▼
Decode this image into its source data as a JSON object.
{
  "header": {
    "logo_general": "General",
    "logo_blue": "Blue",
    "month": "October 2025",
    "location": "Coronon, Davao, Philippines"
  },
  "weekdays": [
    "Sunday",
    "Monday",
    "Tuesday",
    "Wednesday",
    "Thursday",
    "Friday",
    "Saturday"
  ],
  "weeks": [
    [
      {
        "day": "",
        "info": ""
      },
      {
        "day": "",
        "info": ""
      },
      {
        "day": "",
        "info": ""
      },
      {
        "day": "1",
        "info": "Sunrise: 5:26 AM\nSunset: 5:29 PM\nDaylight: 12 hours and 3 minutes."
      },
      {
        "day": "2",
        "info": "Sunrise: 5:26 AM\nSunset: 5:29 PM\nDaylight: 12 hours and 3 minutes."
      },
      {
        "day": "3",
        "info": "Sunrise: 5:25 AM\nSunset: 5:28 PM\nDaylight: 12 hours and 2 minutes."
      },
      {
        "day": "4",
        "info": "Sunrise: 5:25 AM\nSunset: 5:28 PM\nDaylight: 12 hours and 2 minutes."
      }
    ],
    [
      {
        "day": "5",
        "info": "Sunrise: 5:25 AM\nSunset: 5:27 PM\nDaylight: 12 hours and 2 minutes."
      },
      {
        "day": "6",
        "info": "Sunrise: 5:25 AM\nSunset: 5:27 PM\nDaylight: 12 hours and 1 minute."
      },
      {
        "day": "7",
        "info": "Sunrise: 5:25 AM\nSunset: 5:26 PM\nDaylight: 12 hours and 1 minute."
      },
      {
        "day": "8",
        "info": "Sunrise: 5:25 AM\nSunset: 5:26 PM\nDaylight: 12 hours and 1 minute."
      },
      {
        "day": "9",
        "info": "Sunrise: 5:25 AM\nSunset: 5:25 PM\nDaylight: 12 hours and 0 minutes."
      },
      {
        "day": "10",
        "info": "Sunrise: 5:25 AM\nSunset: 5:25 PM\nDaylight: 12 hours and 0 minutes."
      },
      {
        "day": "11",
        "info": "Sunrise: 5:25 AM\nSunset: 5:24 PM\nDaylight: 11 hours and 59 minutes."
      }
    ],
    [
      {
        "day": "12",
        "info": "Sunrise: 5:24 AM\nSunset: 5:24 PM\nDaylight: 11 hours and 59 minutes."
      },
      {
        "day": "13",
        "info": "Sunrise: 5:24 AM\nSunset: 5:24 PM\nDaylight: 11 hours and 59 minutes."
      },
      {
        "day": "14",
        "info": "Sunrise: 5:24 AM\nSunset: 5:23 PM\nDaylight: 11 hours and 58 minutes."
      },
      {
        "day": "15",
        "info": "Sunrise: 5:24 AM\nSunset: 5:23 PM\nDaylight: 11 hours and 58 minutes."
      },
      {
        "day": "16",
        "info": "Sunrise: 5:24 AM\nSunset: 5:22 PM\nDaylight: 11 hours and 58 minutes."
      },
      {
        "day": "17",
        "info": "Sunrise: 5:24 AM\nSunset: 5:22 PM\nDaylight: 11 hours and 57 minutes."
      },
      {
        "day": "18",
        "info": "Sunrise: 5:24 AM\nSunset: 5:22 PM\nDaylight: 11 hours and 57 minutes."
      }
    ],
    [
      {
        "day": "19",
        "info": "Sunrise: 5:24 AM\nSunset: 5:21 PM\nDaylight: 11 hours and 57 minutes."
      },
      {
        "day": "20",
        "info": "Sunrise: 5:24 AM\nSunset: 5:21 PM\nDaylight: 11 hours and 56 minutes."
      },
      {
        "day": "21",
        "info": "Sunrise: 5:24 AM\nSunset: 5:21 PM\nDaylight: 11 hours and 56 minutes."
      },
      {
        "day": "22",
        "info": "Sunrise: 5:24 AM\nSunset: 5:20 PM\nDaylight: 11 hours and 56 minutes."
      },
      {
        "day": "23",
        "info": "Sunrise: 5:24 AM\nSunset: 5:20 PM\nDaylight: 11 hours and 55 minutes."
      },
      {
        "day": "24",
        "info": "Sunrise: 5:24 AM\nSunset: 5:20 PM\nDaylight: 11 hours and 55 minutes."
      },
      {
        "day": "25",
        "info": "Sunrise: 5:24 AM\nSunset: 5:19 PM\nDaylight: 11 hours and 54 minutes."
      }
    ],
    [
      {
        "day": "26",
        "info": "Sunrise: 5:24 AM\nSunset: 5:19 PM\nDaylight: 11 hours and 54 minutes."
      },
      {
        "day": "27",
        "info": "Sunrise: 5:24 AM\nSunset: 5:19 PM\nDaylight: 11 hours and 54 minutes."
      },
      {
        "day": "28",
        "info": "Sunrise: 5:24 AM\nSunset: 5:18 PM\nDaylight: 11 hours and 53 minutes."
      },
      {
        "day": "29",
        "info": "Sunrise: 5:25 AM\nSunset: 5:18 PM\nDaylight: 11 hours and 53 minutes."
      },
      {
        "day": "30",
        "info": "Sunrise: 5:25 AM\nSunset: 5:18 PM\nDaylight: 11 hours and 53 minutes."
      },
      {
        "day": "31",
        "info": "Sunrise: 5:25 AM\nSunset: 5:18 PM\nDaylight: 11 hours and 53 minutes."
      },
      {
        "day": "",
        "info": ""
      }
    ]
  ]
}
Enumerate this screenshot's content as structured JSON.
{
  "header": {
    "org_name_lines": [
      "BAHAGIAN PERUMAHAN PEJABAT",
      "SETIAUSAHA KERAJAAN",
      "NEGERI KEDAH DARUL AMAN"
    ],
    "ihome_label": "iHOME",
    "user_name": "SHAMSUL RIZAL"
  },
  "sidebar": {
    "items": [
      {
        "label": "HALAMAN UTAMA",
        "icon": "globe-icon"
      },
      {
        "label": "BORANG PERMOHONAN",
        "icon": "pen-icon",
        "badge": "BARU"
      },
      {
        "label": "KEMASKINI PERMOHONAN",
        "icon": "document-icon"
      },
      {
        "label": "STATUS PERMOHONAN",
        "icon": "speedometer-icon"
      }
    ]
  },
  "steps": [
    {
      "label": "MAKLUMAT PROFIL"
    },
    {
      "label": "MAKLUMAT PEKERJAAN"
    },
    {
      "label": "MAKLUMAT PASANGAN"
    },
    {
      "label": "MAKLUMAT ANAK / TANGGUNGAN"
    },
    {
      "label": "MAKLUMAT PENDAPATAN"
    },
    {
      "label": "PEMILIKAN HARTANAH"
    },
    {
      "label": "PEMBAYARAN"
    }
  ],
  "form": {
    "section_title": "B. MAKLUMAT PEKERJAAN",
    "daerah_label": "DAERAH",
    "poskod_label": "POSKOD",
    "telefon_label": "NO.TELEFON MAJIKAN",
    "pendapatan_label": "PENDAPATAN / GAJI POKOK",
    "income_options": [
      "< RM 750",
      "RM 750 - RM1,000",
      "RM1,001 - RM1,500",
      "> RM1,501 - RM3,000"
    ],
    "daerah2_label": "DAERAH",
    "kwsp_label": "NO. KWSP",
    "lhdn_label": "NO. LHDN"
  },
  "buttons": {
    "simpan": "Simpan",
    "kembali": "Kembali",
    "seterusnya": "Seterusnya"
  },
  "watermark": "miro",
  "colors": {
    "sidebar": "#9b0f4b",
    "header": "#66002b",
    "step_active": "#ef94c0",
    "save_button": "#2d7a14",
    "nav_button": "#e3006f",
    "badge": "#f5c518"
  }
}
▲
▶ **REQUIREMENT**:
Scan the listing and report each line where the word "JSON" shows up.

▶ **SOLUTION FOR THIS TASK**:
Decode this image into its source data as a JSON object.
Enumerate this screenshot's content as structured JSON.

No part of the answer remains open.